| ASSIGNED TASK |
Exact repetition is the task: copy every entry below.
-------
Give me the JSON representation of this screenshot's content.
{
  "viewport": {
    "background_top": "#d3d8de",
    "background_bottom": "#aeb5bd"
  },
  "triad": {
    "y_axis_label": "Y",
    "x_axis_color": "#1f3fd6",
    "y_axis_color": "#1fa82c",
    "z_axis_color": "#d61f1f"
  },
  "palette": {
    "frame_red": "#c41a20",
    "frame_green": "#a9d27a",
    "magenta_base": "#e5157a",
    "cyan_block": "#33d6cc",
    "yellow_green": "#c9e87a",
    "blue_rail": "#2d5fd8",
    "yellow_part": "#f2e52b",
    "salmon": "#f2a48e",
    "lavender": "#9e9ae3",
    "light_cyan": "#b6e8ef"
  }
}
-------
| EXPECTED ANSWER |
Give me the JSON representation of this screenshot's content.
{
  "viewport": {
    "background_top": "#d3d8de",
    "background_bottom": "#aeb5bd"
  },
  "triad": {
    "y_axis_label": "Y",
    "x_axis_color": "#1f3fd6",
    "y_axis_color": "#1fa82c",
    "z_axis_color": "#d61f1f"
  },
  "palette": {
    "frame_red": "#c41a20",
    "frame_green": "#a9d27a",
    "magenta_base": "#e5157a",
    "cyan_block": "#33d6cc",
    "yellow_green": "#c9e87a",
    "blue_rail": "#2d5fd8",
    "yellow_part": "#f2e52b",
    "salmon": "#f2a48e",
    "lavender": "#9e9ae3",
    "light_cyan": "#b6e8ef"
  }
}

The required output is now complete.